The diagonal force is very important, especially when there is no splitter or riving knife on the saw. That diagonal force, is in towards the fence in order to keep the workpiece registered along the fence the entire length of the cut.
You should really re-evaluate your direction of force when using a push stick/shoe. Never use the stick/shoe to apply lateral/diagonal force toward the fence. Why? Because as you are applying force to the board toward the right, your hand is experiencing counter-force toward the left...toward the blade!
In other words, if something goes wrong and the shoe slips, your hand will already have the propensity to move to the left. (The shoe will rotate to the right, like slipping on a banana peel.)
If you need lateral force, that is where a featherboard comes into play.
For similar reasons, I never use a push stick when the cut is wide enough that the push shoe is not riding directly against the fence. When my push shoe is moving past the blade, 3 or 4 of my fingers are sliding along the right side of the Unifence. If you are using a Biesemeyer fence, then the best shoe is one that wraps the fence like your video showed.

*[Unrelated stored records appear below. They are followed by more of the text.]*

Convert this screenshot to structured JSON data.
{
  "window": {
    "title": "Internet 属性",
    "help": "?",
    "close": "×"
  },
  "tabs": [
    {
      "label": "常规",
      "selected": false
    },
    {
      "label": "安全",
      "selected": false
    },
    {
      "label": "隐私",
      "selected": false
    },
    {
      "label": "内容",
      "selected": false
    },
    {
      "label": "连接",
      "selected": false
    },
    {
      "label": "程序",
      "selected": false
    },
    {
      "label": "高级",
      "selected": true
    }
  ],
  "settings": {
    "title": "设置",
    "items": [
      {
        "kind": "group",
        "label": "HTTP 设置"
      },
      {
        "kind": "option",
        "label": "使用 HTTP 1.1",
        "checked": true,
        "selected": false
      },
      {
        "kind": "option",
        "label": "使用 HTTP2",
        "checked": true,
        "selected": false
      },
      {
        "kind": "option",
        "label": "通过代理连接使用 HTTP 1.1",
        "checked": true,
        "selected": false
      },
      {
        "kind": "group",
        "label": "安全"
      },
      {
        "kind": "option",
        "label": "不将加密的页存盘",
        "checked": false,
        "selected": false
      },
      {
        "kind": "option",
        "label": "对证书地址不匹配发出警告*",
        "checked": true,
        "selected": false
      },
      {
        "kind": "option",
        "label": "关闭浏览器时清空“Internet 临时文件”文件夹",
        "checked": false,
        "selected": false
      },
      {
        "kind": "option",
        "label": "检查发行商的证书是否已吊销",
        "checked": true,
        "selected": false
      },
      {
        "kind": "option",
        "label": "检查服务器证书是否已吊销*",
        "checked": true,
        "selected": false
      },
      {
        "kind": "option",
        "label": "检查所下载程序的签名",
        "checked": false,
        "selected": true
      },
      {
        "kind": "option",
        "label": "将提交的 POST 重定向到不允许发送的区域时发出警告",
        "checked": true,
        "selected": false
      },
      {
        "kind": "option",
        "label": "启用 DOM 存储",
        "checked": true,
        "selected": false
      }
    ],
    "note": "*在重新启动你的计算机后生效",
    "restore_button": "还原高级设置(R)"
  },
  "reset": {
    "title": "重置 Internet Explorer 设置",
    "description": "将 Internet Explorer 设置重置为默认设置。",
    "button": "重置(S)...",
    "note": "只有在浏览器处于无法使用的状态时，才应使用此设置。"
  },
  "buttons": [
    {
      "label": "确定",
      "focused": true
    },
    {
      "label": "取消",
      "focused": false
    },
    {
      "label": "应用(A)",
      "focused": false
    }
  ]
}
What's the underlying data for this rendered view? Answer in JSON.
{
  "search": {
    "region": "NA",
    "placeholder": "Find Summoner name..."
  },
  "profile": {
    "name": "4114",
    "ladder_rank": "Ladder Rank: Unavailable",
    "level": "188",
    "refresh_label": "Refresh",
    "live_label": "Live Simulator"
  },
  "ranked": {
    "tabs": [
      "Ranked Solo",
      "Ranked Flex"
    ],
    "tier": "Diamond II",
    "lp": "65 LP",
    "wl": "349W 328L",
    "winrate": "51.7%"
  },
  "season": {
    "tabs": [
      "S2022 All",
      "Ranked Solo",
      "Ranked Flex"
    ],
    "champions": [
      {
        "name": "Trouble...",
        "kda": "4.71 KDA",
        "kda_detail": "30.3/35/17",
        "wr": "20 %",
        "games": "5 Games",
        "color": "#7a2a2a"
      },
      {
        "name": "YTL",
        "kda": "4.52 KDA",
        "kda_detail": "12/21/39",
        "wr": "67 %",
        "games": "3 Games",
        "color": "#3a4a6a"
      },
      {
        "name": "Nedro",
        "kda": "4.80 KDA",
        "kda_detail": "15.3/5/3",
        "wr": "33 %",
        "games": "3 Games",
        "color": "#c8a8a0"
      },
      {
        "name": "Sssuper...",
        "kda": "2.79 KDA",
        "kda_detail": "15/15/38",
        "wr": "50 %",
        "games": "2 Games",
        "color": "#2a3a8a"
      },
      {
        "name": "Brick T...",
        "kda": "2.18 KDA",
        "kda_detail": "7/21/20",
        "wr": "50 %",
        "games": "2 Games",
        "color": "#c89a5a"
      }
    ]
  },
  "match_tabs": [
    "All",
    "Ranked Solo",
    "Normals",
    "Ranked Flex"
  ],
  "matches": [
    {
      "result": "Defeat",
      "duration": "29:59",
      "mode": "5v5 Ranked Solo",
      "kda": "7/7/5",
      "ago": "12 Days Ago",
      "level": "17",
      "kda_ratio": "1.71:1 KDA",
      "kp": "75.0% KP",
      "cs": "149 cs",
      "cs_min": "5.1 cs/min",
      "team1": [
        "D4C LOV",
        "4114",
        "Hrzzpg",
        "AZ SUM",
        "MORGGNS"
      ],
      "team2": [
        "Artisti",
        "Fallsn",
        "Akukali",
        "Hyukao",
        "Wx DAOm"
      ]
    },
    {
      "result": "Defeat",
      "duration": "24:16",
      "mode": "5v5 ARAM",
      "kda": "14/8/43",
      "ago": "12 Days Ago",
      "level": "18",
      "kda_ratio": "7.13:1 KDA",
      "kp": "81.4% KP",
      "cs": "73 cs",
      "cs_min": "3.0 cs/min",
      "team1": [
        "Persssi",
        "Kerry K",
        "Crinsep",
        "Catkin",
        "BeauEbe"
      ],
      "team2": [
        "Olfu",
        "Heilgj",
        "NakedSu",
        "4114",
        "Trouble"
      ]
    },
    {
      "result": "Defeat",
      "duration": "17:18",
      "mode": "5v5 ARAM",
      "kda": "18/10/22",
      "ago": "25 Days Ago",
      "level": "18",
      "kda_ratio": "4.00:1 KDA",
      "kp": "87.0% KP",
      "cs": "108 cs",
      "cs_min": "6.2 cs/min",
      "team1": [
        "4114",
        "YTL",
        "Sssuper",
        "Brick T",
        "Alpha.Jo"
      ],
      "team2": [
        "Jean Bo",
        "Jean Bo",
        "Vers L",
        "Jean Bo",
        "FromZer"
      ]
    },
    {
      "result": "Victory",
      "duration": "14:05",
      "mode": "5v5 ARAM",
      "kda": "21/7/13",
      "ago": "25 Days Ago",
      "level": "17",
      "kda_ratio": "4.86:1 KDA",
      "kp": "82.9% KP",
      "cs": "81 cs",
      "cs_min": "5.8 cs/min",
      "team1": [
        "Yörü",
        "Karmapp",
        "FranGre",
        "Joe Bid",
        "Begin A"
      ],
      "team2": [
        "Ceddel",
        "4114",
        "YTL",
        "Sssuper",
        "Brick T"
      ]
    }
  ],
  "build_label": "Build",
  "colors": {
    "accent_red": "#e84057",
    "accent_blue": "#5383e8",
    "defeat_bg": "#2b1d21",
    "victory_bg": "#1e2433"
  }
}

A few years ago I was called as an expert witness for a tablesaw injury case in British Columbia. The case hinged on the over-use of push "sticks", and the oporator's right hand moved into the blade. The operator wasn't in control of the workpiece, his push sticks (2 of them) were in control. The diagonal forces permitted his hand to drop down onto the spinning blade. (I replicated his cut with a live blade for photo purposes, and I was terrified the entire time.)